Copy every record exactly, and keep the pictures out.

── Data section ──

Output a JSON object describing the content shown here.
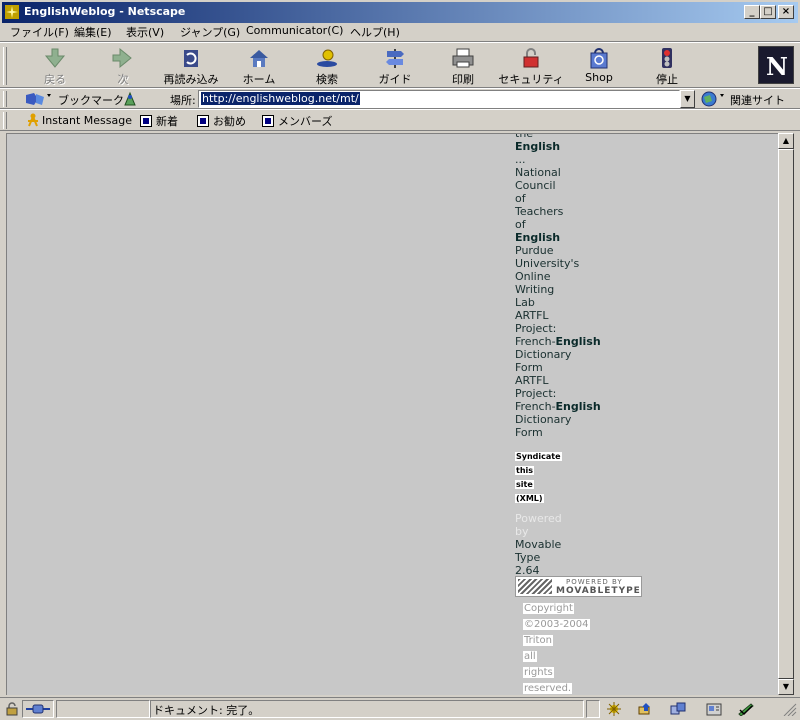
{
  "window": {
    "title": "EnglishWeblog - Netscape",
    "controls": [
      "_",
      "□",
      "×"
    ]
  },
  "menu": [
    "ファイル(F)",
    "編集(E)",
    "表示(V)",
    "ジャンプ(G)",
    "Communicator(C)",
    "ヘルプ(H)"
  ],
  "nav": {
    "back": "戻る",
    "forward": "次",
    "reload": "再読み込み",
    "home": "ホーム",
    "search": "検索",
    "guide": "ガイド",
    "print": "印刷",
    "security": "セキュリティ",
    "shop": "Shop",
    "stop": "停止",
    "logo": "N"
  },
  "location": {
    "bookmarks": "ブックマーク",
    "label": "場所:",
    "url": "http://englishweblog.net/mt/",
    "related": "関連サイト"
  },
  "personal": {
    "instant_message": "Instant Message",
    "items": [
      "新着",
      "お勧め",
      "メンバーズ"
    ]
  },
  "content": {
    "words": [
      {
        "t": "the",
        "bold": false
      },
      {
        "t": "English",
        "bold": true
      },
      {
        "t": "...",
        "bold": false
      },
      {
        "t": "National",
        "bold": false
      },
      {
        "t": "Council",
        "bold": false
      },
      {
        "t": "of",
        "bold": false
      },
      {
        "t": "Teachers",
        "bold": false
      },
      {
        "t": "of",
        "bold": false
      },
      {
        "t": "English",
        "bold": true
      },
      {
        "t": "Purdue",
        "bold": false
      },
      {
        "t": "University's",
        "bold": false
      },
      {
        "t": "Online",
        "bold": false
      },
      {
        "t": "Writing",
        "bold": false
      },
      {
        "t": "Lab",
        "bold": false
      },
      {
        "t": "ARTFL",
        "bold": false
      },
      {
        "t": "Project:",
        "bold": false
      },
      {
        "t": "French-",
        "bold": false,
        "suffix": "English"
      },
      {
        "t": "Dictionary",
        "bold": false
      },
      {
        "t": "Form",
        "bold": false
      },
      {
        "t": "ARTFL",
        "bold": false
      },
      {
        "t": "Project:",
        "bold": false
      },
      {
        "t": "French-",
        "bold": false,
        "suffix": "English"
      },
      {
        "t": "Dictionary",
        "bold": false
      },
      {
        "t": "Form",
        "bold": false
      }
    ],
    "syndicate": [
      "Syndicate",
      "this",
      "site",
      "(XML)"
    ],
    "powered_faded": [
      "Powered",
      "by"
    ],
    "powered_dark": [
      "Movable",
      "Type",
      "2.64"
    ],
    "badge": {
      "line1": "POWERED BY",
      "line2": "MOVABLETYPE"
    },
    "copyright": [
      "Copyright",
      "©2003-2004",
      "Triton",
      "all",
      "rights",
      "reserved."
    ]
  },
  "status": {
    "text": "ドキュメント: 完了。"
  }
}
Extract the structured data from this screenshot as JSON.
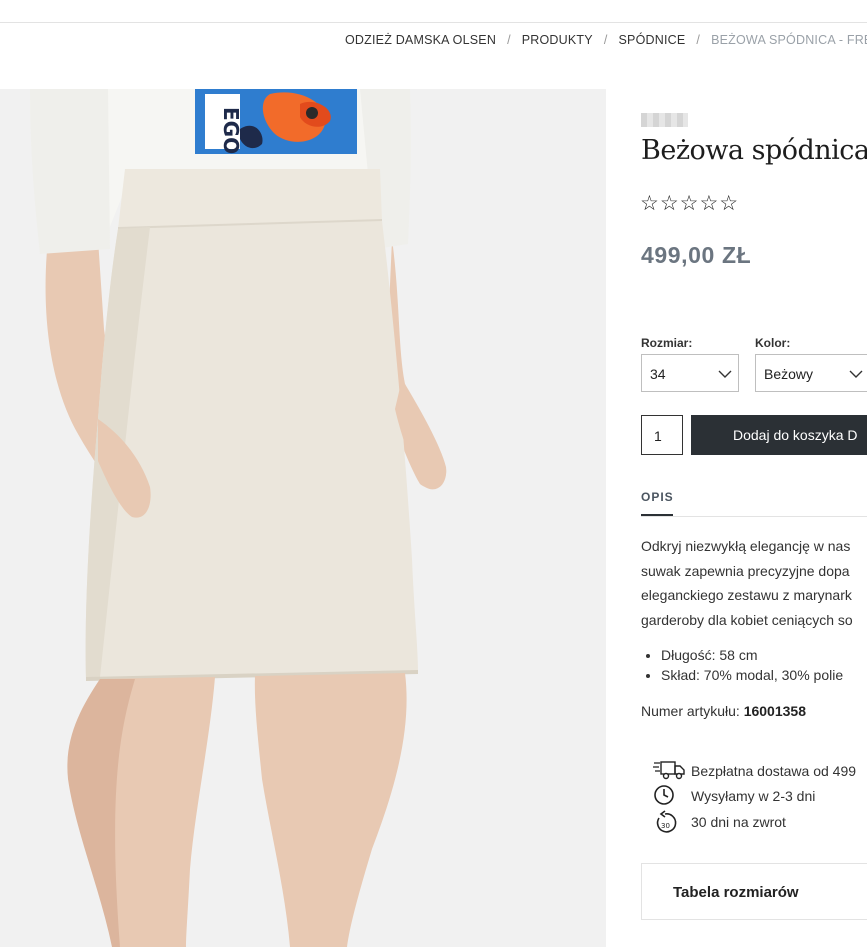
{
  "breadcrumb": {
    "items": [
      "ODZIEŻ DAMSKA OLSEN",
      "PRODUKTY",
      "SPÓDNICE"
    ],
    "current": "BEŻOWA SPÓDNICA - FRESH",
    "separator": "/"
  },
  "product": {
    "title": "Beżowa spódnica",
    "rating_stars": "☆☆☆☆☆",
    "rating_value": 0,
    "price": "499,00 ZŁ",
    "image": {
      "shirt_print_text": "UT\nEGO",
      "colors": {
        "skirt": "#ebe6dc",
        "shirt": "#f6f6f3",
        "skin": "#e8c9b3",
        "background": "#f1f1f1"
      }
    }
  },
  "options": {
    "size": {
      "label": "Rozmiar:",
      "value": "34"
    },
    "color": {
      "label": "Kolor:",
      "value": "Beżowy"
    }
  },
  "cart": {
    "quantity": "1",
    "add_label": "Dodaj do koszyka  D"
  },
  "tabs": {
    "description": "OPIS"
  },
  "description": {
    "lines": [
      "Odkryj niezwykłą elegancję w nas",
      "suwak zapewnia precyzyjne dopa",
      "eleganckiego zestawu z marynark",
      "garderoby dla kobiet ceniących so"
    ],
    "specs": [
      "Długość: 58 cm",
      "Skład: 70% modal, 30% polie"
    ],
    "article_label": "Numer artykułu:",
    "article_number": "16001358"
  },
  "features": [
    {
      "icon": "delivery-truck-icon",
      "text": "Bezpłatna dostawa od 499"
    },
    {
      "icon": "clock-icon",
      "text": "Wysyłamy w 2-3 dni"
    },
    {
      "icon": "return-icon",
      "text": "30 dni na zwrot"
    }
  ],
  "size_table": {
    "label": "Tabela rozmiarów"
  },
  "colors": {
    "accent_dark": "#2b3035",
    "price": "#6b7580",
    "breadcrumb_current": "#9aa1a8"
  }
}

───

* Solution to this task:
Output a JSON object describing the content shown here.
{
  "window": {
    "title": "EnglishWeblog - Netscape",
    "controls": [
      "_",
      "□",
      "×"
    ]
  },
  "menu": [
    "ファイル(F)",
    "編集(E)",
    "表示(V)",
    "ジャンプ(G)",
    "Communicator(C)",
    "ヘルプ(H)"
  ],
  "nav": {
    "back": "戻る",
    "forward": "次",
    "reload": "再読み込み",
    "home": "ホーム",
    "search": "検索",
    "guide": "ガイド",
    "print": "印刷",
    "security": "セキュリティ",
    "shop": "Shop",
    "stop": "停止",
    "logo": "N"
  },
  "location": {
    "bookmarks": "ブックマーク",
    "label": "場所:",
    "url": "http://englishweblog.net/mt/",
    "related": "関連サイト"
  },
  "personal": {
    "instant_message": "Instant Message",
    "items": [
      "新着",
      "お勧め",
      "メンバーズ"
    ]
  },
  "content": {
    "words": [
      {
        "t": "the",
        "bold": false
      },
      {
        "t": "English",
        "bold": true
      },
      {
        "t": "...",
        "bold": false
      },
      {
        "t": "National",
        "bold": false
      },
      {
        "t": "Council",
        "bold": false
      },
      {
        "t": "of",
        "bold": false
      },
      {
        "t": "Teachers",
        "bold": false
      },
      {
        "t": "of",
        "bold": false
      },
      {
        "t": "English",
        "bold": true
      },
      {
        "t": "Purdue",
        "bold": false
      },
      {
        "t": "University's",
        "bold": false
      },
      {
        "t": "Online",
        "bold": false
      },
      {
        "t": "Writing",
        "bold": false
      },
      {
        "t": "Lab",
        "bold": false
      },
      {
        "t": "ARTFL",
        "bold": false
      },
      {
        "t": "Project:",
        "bold": false
      },
      {
        "t": "French-",
        "bold": false,
        "suffix": "English"
      },
      {
        "t": "Dictionary",
        "bold": false
      },
      {
        "t": "Form",
        "bold": false
      },
      {
        "t": "ARTFL",
        "bold": false
      },
      {
        "t": "Project:",
        "bold": false
      },
      {
        "t": "French-",
        "bold": false,
        "suffix": "English"
      },
      {
        "t": "Dictionary",
        "bold": false
      },
      {
        "t": "Form",
        "bold": false
      }
    ],
    "syndicate": [
      "Syndicate",
      "this",
      "site",
      "(XML)"
    ],
    "powered_faded": [
      "Powered",
      "by"
    ],
    "powered_dark": [
      "Movable",
      "Type",
      "2.64"
    ],
    "badge": {
      "line1": "POWERED BY",
      "line2": "MOVABLETYPE"
    },
    "copyright": [
      "Copyright",
      "©2003-2004",
      "Triton",
      "all",
      "rights",
      "reserved."
    ]
  },
  "status": {
    "text": "ドキュメント: 完了。"
  }
}
Extract the structured data from this screenshot as JSON.
{
  "breadcrumb": {
    "items": [
      "ODZIEŻ DAMSKA OLSEN",
      "PRODUKTY",
      "SPÓDNICE"
    ],
    "current": "BEŻOWA SPÓDNICA - FRESH",
    "separator": "/"
  },
  "product": {
    "title": "Beżowa spódnica",
    "rating_stars": "☆☆☆☆☆",
    "rating_value": 0,
    "price": "499,00 ZŁ",
    "image": {
      "shirt_print_text": "UT\nEGO",
      "colors": {
        "skirt": "#ebe6dc",
        "shirt": "#f6f6f3",
        "skin": "#e8c9b3",
        "background": "#f1f1f1"
      }
    }
  },
  "options": {
    "size": {
      "label": "Rozmiar:",
      "value": "34"
    },
    "color": {
      "label": "Kolor:",
      "value": "Beżowy"
    }
  },
  "cart": {
    "quantity": "1",
    "add_label": "Dodaj do koszyka  D"
  },
  "tabs": {
    "description": "OPIS"
  },
  "description": {
    "lines": [
      "Odkryj niezwykłą elegancję w nas",
      "suwak zapewnia precyzyjne dopa",
      "eleganckiego zestawu z marynark",
      "garderoby dla kobiet ceniących so"
    ],
    "specs": [
      "Długość: 58 cm",
      "Skład: 70% modal, 30% polie"
    ],
    "article_label": "Numer artykułu:",
    "article_number": "16001358"
  },
  "features": [
    {
      "icon": "delivery-truck-icon",
      "text": "Bezpłatna dostawa od 499"
    },
    {
      "icon": "clock-icon",
      "text": "Wysyłamy w 2-3 dni"
    },
    {
      "icon": "return-icon",
      "text": "30 dni na zwrot"
    }
  ],
  "size_table": {
    "label": "Tabela rozmiarów"
  },
  "colors": {
    "accent_dark": "#2b3035",
    "price": "#6b7580",
    "breadcrumb_current": "#9aa1a8"
  }
}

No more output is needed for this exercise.